ACTIVITY =
Write each record again exactly as it stands.

***

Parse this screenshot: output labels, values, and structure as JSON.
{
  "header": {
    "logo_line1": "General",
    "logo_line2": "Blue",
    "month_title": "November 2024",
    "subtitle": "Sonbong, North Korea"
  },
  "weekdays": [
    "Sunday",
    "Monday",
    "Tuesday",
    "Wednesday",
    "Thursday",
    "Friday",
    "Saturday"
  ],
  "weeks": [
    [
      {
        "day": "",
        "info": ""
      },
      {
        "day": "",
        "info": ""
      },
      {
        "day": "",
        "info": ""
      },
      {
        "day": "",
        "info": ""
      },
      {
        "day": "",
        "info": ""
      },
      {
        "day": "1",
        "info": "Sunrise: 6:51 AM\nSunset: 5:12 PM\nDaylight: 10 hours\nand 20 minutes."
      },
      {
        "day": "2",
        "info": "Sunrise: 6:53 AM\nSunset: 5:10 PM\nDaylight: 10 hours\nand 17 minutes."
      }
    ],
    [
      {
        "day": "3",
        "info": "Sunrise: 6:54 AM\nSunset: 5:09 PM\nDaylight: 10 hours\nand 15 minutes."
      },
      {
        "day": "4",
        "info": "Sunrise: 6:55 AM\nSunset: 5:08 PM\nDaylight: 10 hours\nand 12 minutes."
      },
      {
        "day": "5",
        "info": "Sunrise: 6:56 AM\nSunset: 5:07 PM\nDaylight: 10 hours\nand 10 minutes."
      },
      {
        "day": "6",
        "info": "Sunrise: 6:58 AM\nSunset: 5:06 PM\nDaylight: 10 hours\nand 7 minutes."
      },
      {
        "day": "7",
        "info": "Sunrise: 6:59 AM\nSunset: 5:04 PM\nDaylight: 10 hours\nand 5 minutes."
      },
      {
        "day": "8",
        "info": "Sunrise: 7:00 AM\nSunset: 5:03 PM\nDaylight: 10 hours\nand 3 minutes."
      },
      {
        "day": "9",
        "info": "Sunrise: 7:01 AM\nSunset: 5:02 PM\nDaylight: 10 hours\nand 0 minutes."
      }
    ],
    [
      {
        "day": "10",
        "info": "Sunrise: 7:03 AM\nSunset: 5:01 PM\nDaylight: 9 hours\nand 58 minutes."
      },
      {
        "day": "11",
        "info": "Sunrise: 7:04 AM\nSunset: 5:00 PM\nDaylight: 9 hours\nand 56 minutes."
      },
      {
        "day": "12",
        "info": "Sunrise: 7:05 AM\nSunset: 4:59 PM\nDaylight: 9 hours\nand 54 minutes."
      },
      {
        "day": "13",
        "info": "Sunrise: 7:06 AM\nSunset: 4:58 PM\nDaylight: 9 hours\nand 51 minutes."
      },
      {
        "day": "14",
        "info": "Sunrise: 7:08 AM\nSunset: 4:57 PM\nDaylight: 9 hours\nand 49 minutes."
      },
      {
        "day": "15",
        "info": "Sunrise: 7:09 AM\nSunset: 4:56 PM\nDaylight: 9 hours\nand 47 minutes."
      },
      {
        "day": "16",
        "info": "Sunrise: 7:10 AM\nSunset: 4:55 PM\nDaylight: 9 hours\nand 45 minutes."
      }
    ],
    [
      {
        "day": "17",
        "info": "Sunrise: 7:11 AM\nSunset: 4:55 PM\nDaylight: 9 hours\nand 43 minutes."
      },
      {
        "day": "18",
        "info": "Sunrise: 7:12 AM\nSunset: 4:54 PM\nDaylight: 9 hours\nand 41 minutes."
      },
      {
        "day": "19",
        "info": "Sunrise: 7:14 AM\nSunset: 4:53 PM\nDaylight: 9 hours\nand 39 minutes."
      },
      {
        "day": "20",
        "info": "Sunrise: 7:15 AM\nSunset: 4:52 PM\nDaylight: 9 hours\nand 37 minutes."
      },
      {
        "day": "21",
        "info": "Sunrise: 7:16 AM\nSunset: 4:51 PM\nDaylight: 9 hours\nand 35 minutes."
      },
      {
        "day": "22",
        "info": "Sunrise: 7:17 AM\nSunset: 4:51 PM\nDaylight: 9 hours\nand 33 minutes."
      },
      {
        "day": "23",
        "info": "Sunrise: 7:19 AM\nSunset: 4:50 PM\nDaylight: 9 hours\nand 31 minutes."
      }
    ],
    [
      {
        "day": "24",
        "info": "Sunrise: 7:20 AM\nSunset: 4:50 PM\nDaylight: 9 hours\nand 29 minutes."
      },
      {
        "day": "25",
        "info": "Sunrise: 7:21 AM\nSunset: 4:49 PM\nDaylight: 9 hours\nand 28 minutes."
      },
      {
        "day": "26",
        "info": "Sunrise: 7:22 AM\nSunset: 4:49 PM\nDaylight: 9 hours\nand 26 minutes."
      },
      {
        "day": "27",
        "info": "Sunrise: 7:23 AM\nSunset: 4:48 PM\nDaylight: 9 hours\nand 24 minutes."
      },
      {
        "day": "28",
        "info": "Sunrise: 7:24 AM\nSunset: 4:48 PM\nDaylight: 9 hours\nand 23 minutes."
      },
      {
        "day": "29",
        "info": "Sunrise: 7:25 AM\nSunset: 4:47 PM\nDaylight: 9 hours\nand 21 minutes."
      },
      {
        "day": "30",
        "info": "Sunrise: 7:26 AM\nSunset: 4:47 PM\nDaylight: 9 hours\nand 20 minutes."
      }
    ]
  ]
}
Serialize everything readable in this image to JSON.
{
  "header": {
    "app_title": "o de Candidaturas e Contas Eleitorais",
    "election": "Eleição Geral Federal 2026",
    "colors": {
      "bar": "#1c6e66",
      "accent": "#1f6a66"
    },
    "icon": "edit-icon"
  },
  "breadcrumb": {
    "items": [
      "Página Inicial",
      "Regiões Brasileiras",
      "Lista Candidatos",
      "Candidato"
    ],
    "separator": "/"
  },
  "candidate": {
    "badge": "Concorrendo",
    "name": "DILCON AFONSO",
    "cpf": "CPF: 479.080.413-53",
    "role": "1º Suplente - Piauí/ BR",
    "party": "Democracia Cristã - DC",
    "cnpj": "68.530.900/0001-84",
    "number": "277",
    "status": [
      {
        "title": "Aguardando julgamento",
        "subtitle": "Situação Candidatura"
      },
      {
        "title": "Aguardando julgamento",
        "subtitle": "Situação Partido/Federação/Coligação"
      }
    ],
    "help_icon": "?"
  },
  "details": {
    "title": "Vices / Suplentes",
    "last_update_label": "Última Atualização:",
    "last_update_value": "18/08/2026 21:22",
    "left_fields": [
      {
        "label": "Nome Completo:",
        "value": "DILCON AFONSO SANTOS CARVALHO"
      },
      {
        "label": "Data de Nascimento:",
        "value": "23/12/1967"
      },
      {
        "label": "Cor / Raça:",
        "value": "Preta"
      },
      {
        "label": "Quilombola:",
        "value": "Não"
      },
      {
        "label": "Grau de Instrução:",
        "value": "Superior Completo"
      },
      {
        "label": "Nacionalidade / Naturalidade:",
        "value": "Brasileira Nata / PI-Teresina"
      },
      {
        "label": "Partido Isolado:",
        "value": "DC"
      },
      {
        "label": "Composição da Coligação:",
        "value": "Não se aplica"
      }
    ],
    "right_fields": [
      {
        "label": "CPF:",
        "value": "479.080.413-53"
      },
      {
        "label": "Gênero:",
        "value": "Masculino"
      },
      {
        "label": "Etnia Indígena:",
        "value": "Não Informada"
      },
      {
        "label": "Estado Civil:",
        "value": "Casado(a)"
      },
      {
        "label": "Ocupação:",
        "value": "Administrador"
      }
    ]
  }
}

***

REPLY TO THE TASK =
Parse this screenshot: output labels, values, and structure as JSON.
{
  "header": {
    "logo_line1": "General",
    "logo_line2": "Blue",
    "month_title": "November 2024",
    "subtitle": "Sonbong, North Korea"
  },
  "weekdays": [
    "Sunday",
    "Monday",
    "Tuesday",
    "Wednesday",
    "Thursday",
    "Friday",
    "Saturday"
  ],
  "weeks": [
    [
      {
        "day": "",
        "info": ""
      },
      {
        "day": "",
        "info": ""
      },
      {
        "day": "",
        "info": ""
      },
      {
        "day": "",
        "info": ""
      },
      {
        "day": "",
        "info": ""
      },
      {
        "day": "1",
        "info": "Sunrise: 6:51 AM\nSunset: 5:12 PM\nDaylight: 10 hours\nand 20 minutes."
      },
      {
        "day": "2",
        "info": "Sunrise: 6:53 AM\nSunset: 5:10 PM\nDaylight: 10 hours\nand 17 minutes."
      }
    ],
    [
      {
        "day": "3",
        "info": "Sunrise: 6:54 AM\nSunset: 5:09 PM\nDaylight: 10 hours\nand 15 minutes."
      },
      {
        "day": "4",
        "info": "Sunrise: 6:55 AM\nSunset: 5:08 PM\nDaylight: 10 hours\nand 12 minutes."
      },
      {
        "day": "5",
        "info": "Sunrise: 6:56 AM\nSunset: 5:07 PM\nDaylight: 10 hours\nand 10 minutes."
      },
      {
        "day": "6",
        "info": "Sunrise: 6:58 AM\nSunset: 5:06 PM\nDaylight: 10 hours\nand 7 minutes."
      },
      {
        "day": "7",
        "info": "Sunrise: 6:59 AM\nSunset: 5:04 PM\nDaylight: 10 hours\nand 5 minutes."
      },
      {
        "day": "8",
        "info": "Sunrise: 7:00 AM\nSunset: 5:03 PM\nDaylight: 10 hours\nand 3 minutes."
      },
      {
        "day": "9",
        "info": "Sunrise: 7:01 AM\nSunset: 5:02 PM\nDaylight: 10 hours\nand 0 minutes."
      }
    ],
    [
      {
        "day": "10",
        "info": "Sunrise: 7:03 AM\nSunset: 5:01 PM\nDaylight: 9 hours\nand 58 minutes."
      },
      {
        "day": "11",
        "info": "Sunrise: 7:04 AM\nSunset: 5:00 PM\nDaylight: 9 hours\nand 56 minutes."
      },
      {
        "day": "12",
        "info": "Sunrise: 7:05 AM\nSunset: 4:59 PM\nDaylight: 9 hours\nand 54 minutes."
      },
      {
        "day": "13",
        "info": "Sunrise: 7:06 AM\nSunset: 4:58 PM\nDaylight: 9 hours\nand 51 minutes."
      },
      {
        "day": "14",
        "info": "Sunrise: 7:08 AM\nSunset: 4:57 PM\nDaylight: 9 hours\nand 49 minutes."
      },
      {
        "day": "15",
        "info": "Sunrise: 7:09 AM\nSunset: 4:56 PM\nDaylight: 9 hours\nand 47 minutes."
      },
      {
        "day": "16",
        "info": "Sunrise: 7:10 AM\nSunset: 4:55 PM\nDaylight: 9 hours\nand 45 minutes."
      }
    ],
    [
      {
        "day": "17",
        "info": "Sunrise: 7:11 AM\nSunset: 4:55 PM\nDaylight: 9 hours\nand 43 minutes."
      },
      {
        "day": "18",
        "info": "Sunrise: 7:12 AM\nSunset: 4:54 PM\nDaylight: 9 hours\nand 41 minutes."
      },
      {
        "day": "19",
        "info": "Sunrise: 7:14 AM\nSunset: 4:53 PM\nDaylight: 9 hours\nand 39 minutes."
      },
      {
        "day": "20",
        "info": "Sunrise: 7:15 AM\nSunset: 4:52 PM\nDaylight: 9 hours\nand 37 minutes."
      },
      {
        "day": "21",
        "info": "Sunrise: 7:16 AM\nSunset: 4:51 PM\nDaylight: 9 hours\nand 35 minutes."
      },
      {
        "day": "22",
        "info": "Sunrise: 7:17 AM\nSunset: 4:51 PM\nDaylight: 9 hours\nand 33 minutes."
      },
      {
        "day": "23",
        "info": "Sunrise: 7:19 AM\nSunset: 4:50 PM\nDaylight: 9 hours\nand 31 minutes."
      }
    ],
    [
      {
        "day": "24",
        "info": "Sunrise: 7:20 AM\nSunset: 4:50 PM\nDaylight: 9 hours\nand 29 minutes."
      },
      {
        "day": "25",
        "info": "Sunrise: 7:21 AM\nSunset: 4:49 PM\nDaylight: 9 hours\nand 28 minutes."
      },
      {
        "day": "26",
        "info": "Sunrise: 7:22 AM\nSunset: 4:49 PM\nDaylight: 9 hours\nand 26 minutes."
      },
      {
        "day": "27",
        "info": "Sunrise: 7:23 AM\nSunset: 4:48 PM\nDaylight: 9 hours\nand 24 minutes."
      },
      {
        "day": "28",
        "info": "Sunrise: 7:24 AM\nSunset: 4:48 PM\nDaylight: 9 hours\nand 23 minutes."
      },
      {
        "day": "29",
        "info": "Sunrise: 7:25 AM\nSunset: 4:47 PM\nDaylight: 9 hours\nand 21 minutes."
      },
      {
        "day": "30",
        "info": "Sunrise: 7:26 AM\nSunset: 4:47 PM\nDaylight: 9 hours\nand 20 minutes."
      }
    ]
  ]
}
Serialize everything readable in this image to JSON.
{
  "header": {
    "app_title": "o de Candidaturas e Contas Eleitorais",
    "election": "Eleição Geral Federal 2026",
    "colors": {
      "bar": "#1c6e66",
      "accent": "#1f6a66"
    },
    "icon": "edit-icon"
  },
  "breadcrumb": {
    "items": [
      "Página Inicial",
      "Regiões Brasileiras",
      "Lista Candidatos",
      "Candidato"
    ],
    "separator": "/"
  },
  "candidate": {
    "badge": "Concorrendo",
    "name": "DILCON AFONSO",
    "cpf": "CPF: 479.080.413-53",
    "role": "1º Suplente - Piauí/ BR",
    "party": "Democracia Cristã - DC",
    "cnpj": "68.530.900/0001-84",
    "number": "277",
    "status": [
      {
        "title": "Aguardando julgamento",
        "subtitle": "Situação Candidatura"
      },
      {
        "title": "Aguardando julgamento",
        "subtitle": "Situação Partido/Federação/Coligação"
      }
    ],
    "help_icon": "?"
  },
  "details": {
    "title": "Vices / Suplentes",
    "last_update_label": "Última Atualização:",
    "last_update_value": "18/08/2026 21:22",
    "left_fields": [
      {
        "label": "Nome Completo:",
        "value": "DILCON AFONSO SANTOS CARVALHO"
      },
      {
        "label": "Data de Nascimento:",
        "value": "23/12/1967"
      },
      {
        "label": "Cor / Raça:",
        "value": "Preta"
      },
      {
        "label": "Quilombola:",
        "value": "Não"
      },
      {
        "label": "Grau de Instrução:",
        "value": "Superior Completo"
      },
      {
        "label": "Nacionalidade / Naturalidade:",
        "value": "Brasileira Nata / PI-Teresina"
      },
      {
        "label": "Partido Isolado:",
        "value": "DC"
      },
      {
        "label": "Composição da Coligação:",
        "value": "Não se aplica"
      }
    ],
    "right_fields": [
      {
        "label": "CPF:",
        "value": "479.080.413-53"
      },
      {
        "label": "Gênero:",
        "value": "Masculino"
      },
      {
        "label": "Etnia Indígena:",
        "value": "Não Informada"
      },
      {
        "label": "Estado Civil:",
        "value": "Casado(a)"
      },
      {
        "label": "Ocupação:",
        "value": "Administrador"
      }
    ]
  }
}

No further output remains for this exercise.